By Tom Zacharias, National Crop Insurance Services
Admittedly, opponents of farm policy attract more headlines than the men and women who put food on our tables and clothes on our backs.
Then again, it is far easier to get attention with sensationalist claims and unsubstantiated data.
Take the drought of 2012 for example. Opponents of crop insurance made news by claiming that taxpayers would be responsible for as much as $40 billion. Critics called crop insurance a farmer bailout and said things like farmers were “laughing all the way to the bank” and were “praying for drought, not praying for rain.”
Never were these anti-agriculture activists and for-hire university economists criticized for their bombastic tone or baseless predictions that turned out to be incredibly inaccurate.
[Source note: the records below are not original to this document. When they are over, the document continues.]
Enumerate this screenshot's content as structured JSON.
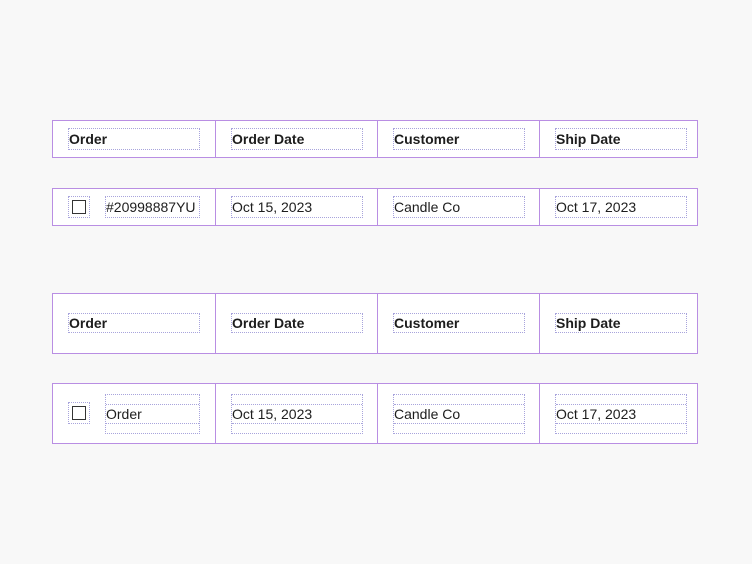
{
  "table1": {
    "headers": [
      "Order",
      "Order Date",
      "Customer",
      "Ship Date"
    ],
    "row": {
      "order": "#20998887YU",
      "order_date": "Oct 15, 2023",
      "customer": "Candle Co",
      "ship_date": "Oct 17, 2023"
    }
  },
  "table2": {
    "headers": [
      "Order",
      "Order Date",
      "Customer",
      "Ship Date"
    ],
    "row": {
      "order": "Order",
      "order_date": "Oct 15, 2023",
      "customer": "Candle Co",
      "ship_date": "Oct 17, 2023"
    }
  },
  "colors": {
    "border": "#b98ee3",
    "guide": "#a8a4dc",
    "background": "#f8f8f8"
  }
}
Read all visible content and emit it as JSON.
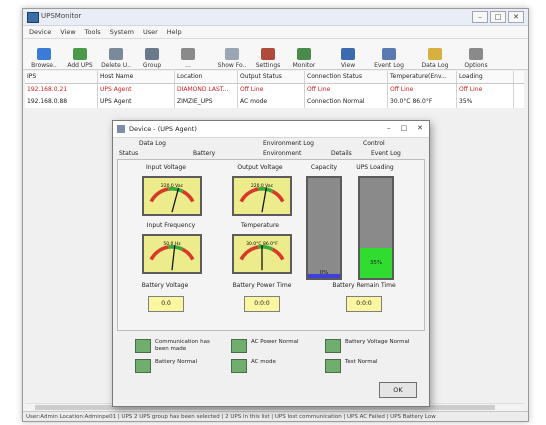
{
  "window": {
    "title": "UPSMonitor"
  },
  "menu": [
    "Device",
    "View",
    "Tools",
    "System",
    "User",
    "Help"
  ],
  "toolbar": [
    {
      "label": "Browse..",
      "icon": "browse-icon",
      "color": "#3a7bd5"
    },
    {
      "label": "Add UPS",
      "icon": "add-ups-icon",
      "color": "#4a9a4a"
    },
    {
      "label": "Delete U..",
      "icon": "delete-ups-icon",
      "color": "#7a8a9a"
    },
    {
      "label": "Group",
      "icon": "group-icon",
      "color": "#6a7a8a"
    },
    {
      "label": "...",
      "icon": "tool-icon",
      "color": "#8a8a8a"
    },
    {
      "label": "Show Fo..",
      "icon": "show-icon",
      "color": "#9aa6b4"
    },
    {
      "label": "Settings",
      "icon": "settings-icon",
      "color": "#b04a3a"
    },
    {
      "label": "Monitor",
      "icon": "monitor-icon",
      "color": "#4a8a4a"
    },
    {
      "label": "View",
      "icon": "view-icon",
      "color": "#3a6ab0"
    },
    {
      "label": "Event Log",
      "icon": "event-log-icon",
      "color": "#5a7ab0"
    },
    {
      "label": "Data Log",
      "icon": "data-log-icon",
      "color": "#d8b040"
    },
    {
      "label": "Options",
      "icon": "options-icon",
      "color": "#8a8a8a"
    }
  ],
  "grid": {
    "columns": [
      "IPS",
      "Host Name",
      "Location",
      "Output Status",
      "Connection Status",
      "Temperature(Env...",
      "Loading"
    ],
    "rows": [
      [
        "192.168.0.21",
        "UPS Agent",
        "DIAMOND LAST...",
        "Off Line",
        "Off Line",
        "Off Line",
        "Off Line"
      ],
      [
        "192.168.0.88",
        "UPS Agent",
        "ZIMZIE_UPS",
        "AC mode",
        "Connection Normal",
        "30.0°C 86.0°F",
        "35%"
      ]
    ]
  },
  "statusbar": "User:Admin Location:Adminpe01 | UPS 2 UPS group has been selected | 2 UPS in this list | UPS lost communication | UPS AC Failed | UPS Battery Low",
  "dialog": {
    "title": "Device - (UPS Agent)",
    "tabs_top": [
      "Data Log",
      "Environment Log",
      "Control"
    ],
    "tabs_bottom": [
      "Status",
      "Battery",
      "Environment",
      "Details",
      "Event Log"
    ],
    "gauges": [
      {
        "label": "Input Voltage",
        "scale": "220.0 Vac",
        "level": 0.62
      },
      {
        "label": "Output Voltage",
        "scale": "220.0 Vac",
        "level": 0.58
      },
      {
        "label": "Input Frequency",
        "scale": "50.0 Hz",
        "level": 0.55
      },
      {
        "label": "Temperature",
        "scale": "30.0°C  86.0°F",
        "level": 0.5
      }
    ],
    "capacity": {
      "label": "Capacity",
      "value": "0%",
      "level": 0.04
    },
    "loading": {
      "label": "UPS Loading",
      "value": "35%",
      "level": 0.3
    },
    "battery_voltage": {
      "label": "Battery Voltage",
      "value": "0.0"
    },
    "battery_time": {
      "label": "Battery Power Time",
      "value": "0:0:0"
    },
    "battery_remain": {
      "label": "Battery Remain Time",
      "value": "0:0:0"
    },
    "legend": [
      {
        "text": "Communication has been made",
        "icon": "communication-icon"
      },
      {
        "text": "AC Power Normal",
        "icon": "ac-power-icon"
      },
      {
        "text": "Battery Voltage Normal",
        "icon": "battery-voltage-icon"
      },
      {
        "text": "Battery Normal",
        "icon": "battery-icon"
      },
      {
        "text": "AC mode",
        "icon": "ac-mode-icon"
      },
      {
        "text": "Test Normal",
        "icon": "test-icon"
      }
    ],
    "ok_label": "OK"
  }
}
Sure, farmers tried to set the record straight, but supporting a farm policy that helped protect taxpayer dollars is not as glamorous as inflated estimates and inflammatory rhetoric.
Now, crop insurance opponents are at it again as Congress prepares to negotiate a farm bill. Farmers have been accused of “taking bribes.” Farmers even have been compared to cheap drunks at an open bar and told to pay their fair share.
Use of such language and misleading information…